The wonderful clarinetist Barney Bigard (think Duke, Louis, Joe Oliver, and Django for prominent associations) appeared often at the Nice Jazz Festival, happily, in many different contexts. He is in splendid form, as are Eddie Hubble and Johnny Guarnieri; in fact, the whole band rocks on an extended PERDIDO, a down-home CREOLE LOVE CALL, and a feature for Major Holley, MACK THE KNIFE.

Details:

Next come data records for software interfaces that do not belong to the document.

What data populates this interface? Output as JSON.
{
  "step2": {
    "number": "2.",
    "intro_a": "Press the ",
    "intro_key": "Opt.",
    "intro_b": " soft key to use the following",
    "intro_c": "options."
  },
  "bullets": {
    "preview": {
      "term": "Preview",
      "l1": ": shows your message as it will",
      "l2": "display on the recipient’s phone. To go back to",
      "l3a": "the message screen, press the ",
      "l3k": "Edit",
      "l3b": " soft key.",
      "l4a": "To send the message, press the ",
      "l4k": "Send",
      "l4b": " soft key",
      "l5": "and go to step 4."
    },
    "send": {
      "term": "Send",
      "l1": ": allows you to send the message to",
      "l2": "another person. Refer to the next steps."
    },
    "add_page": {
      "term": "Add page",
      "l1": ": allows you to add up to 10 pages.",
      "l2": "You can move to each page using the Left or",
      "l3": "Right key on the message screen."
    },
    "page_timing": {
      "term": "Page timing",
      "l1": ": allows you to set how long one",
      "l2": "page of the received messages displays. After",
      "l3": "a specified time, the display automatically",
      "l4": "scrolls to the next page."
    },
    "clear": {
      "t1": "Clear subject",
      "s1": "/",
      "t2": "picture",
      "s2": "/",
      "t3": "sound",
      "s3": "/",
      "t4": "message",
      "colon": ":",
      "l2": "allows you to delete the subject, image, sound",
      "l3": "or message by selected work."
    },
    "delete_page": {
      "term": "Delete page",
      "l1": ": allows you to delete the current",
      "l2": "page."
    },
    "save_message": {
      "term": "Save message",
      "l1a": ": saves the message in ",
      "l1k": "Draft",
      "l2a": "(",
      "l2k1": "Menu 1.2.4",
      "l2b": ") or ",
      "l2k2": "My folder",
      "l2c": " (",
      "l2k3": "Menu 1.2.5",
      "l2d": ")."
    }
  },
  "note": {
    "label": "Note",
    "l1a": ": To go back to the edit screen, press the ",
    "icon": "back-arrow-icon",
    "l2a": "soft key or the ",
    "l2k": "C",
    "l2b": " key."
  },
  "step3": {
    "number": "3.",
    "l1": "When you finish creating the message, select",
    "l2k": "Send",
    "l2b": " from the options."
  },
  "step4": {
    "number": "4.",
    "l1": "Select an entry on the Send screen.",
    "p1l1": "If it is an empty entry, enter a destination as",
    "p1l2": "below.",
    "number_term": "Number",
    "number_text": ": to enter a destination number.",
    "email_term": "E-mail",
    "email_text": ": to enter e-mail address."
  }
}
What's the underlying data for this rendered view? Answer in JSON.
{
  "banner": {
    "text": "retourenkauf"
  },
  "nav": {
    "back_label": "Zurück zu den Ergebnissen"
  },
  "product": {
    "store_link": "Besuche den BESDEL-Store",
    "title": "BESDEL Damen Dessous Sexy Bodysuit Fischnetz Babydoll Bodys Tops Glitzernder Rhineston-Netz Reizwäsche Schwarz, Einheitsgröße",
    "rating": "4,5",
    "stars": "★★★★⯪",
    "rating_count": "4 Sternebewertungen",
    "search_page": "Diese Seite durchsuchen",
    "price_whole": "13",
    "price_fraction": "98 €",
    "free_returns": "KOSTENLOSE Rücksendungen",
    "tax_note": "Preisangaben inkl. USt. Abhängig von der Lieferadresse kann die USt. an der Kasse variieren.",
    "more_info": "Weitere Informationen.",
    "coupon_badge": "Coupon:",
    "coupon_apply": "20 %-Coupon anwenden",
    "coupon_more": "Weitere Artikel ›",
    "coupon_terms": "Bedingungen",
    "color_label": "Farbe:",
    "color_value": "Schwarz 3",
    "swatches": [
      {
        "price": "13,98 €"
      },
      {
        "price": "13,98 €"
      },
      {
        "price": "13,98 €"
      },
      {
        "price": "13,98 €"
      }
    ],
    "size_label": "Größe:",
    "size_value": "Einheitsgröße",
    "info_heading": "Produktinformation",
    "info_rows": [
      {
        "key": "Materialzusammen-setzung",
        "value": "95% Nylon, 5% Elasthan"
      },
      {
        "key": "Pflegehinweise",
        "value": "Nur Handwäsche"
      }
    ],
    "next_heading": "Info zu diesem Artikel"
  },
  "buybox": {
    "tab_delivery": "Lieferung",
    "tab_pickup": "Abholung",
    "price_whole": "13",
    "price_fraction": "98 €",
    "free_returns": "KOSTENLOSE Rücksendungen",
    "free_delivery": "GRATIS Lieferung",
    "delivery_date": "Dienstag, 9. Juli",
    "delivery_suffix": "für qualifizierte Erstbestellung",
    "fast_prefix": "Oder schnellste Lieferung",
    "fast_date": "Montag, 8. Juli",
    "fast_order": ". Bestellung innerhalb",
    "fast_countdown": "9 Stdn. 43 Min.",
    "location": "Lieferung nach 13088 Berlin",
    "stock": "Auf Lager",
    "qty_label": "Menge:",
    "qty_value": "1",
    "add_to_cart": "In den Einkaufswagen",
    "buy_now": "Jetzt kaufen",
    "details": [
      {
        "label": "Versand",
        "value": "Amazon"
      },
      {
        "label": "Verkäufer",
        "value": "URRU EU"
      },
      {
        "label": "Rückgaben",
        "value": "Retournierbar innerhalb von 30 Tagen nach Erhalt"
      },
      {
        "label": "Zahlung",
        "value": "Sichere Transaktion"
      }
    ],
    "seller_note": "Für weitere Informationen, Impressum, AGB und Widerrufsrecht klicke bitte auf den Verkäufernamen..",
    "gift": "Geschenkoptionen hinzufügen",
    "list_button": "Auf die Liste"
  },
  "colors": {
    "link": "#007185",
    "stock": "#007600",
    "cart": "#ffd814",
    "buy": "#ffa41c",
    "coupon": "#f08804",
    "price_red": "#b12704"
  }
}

Barney Bigard, Herb Hall, Bob Wilber, clarinet; Eddie Hubble, trombone; Pee Wee Erwin, trumpet; Johnny Guarnieri, piano; Major Holley, string bass; Tommy Benford, drums. Introduced by Dick Sudhalter. PERDIDO (nearly thirteen minutes) / CREOLE LOVE CALL (Bigard, Hall, WIlber, Sammy Price, Holley, Benford) / MACK THE KNIFE (featuring Major Holley) (“La grande parade du jazz,” performed July 26, 1975; broadcast August 5, 1976).

P.S. I’ve posted a good deal of Barney’s work at Nice and always found it rewarding. Oddly, some of my armchair critics are very severe about “poor Barney, past his prime,” which I find ungenerous in reference to someone born in 1906 playing in the hot July sun outdoors. No, he played differently in 1927, but how many of us run as quickly as we did at 14? Respect the Elders.

May your happiness increase!

4 responses to “A HOT HALF-HOUR WITH BARNEY BIGARD AND FRIENDS (HERB HALL, BOB WILBER, PEE WEE ERWIN, JOHNNY GUARNIERI, SAMMY PRICE, MAJOR HOLLEY, TOMMY BENFORD): “La grande parade du Jazz,” July 26, 1975.

  1. I count myself an “armchair enthusiast” and Bigard sounds great, that wonderful chocolate syrupy New Orleans sound! His Creole Love Call.

    And Major Holley is a wonder. And a wonder that we can hear this so many years later!

  2. Enthusiasts embrace; critics carp. Thank you for your enthusiasm!

  3. Barney Bigard was an original NOLA clarinetist who created his own language, a unique sound vocabulary, then associated with the melody of each song and played on a standard Albert system clarinet.

  4. Duke Seidmann

    To all the armchair fools and know-it-alls out there: Barney Bigard is and remains one of the greatest musicians – not only clarinetists – of his era! He was one of my first inspirations when I was 10 and still is today, almost 50 years later. I had the privilege of seeing him play live and even meeting him in person. Anyone who wants to criticize him should at least be able to reproduce even one of his distinctive runs – not to mention the ability to invent something like that by the meter! Thank you Michael for your bright and heartwarming posts!

Leave a Reply

Fill in your details below or click an icon to log in:

WordPress.com Logo

You are commenting using your WordPress.com account. Log Out /  Change )

Twitter picture

You are commenting using your Twitter account. Log Out /  Change )

Facebook photo

You are commenting using your Facebook account. Log Out /  Change )

Connecting to %s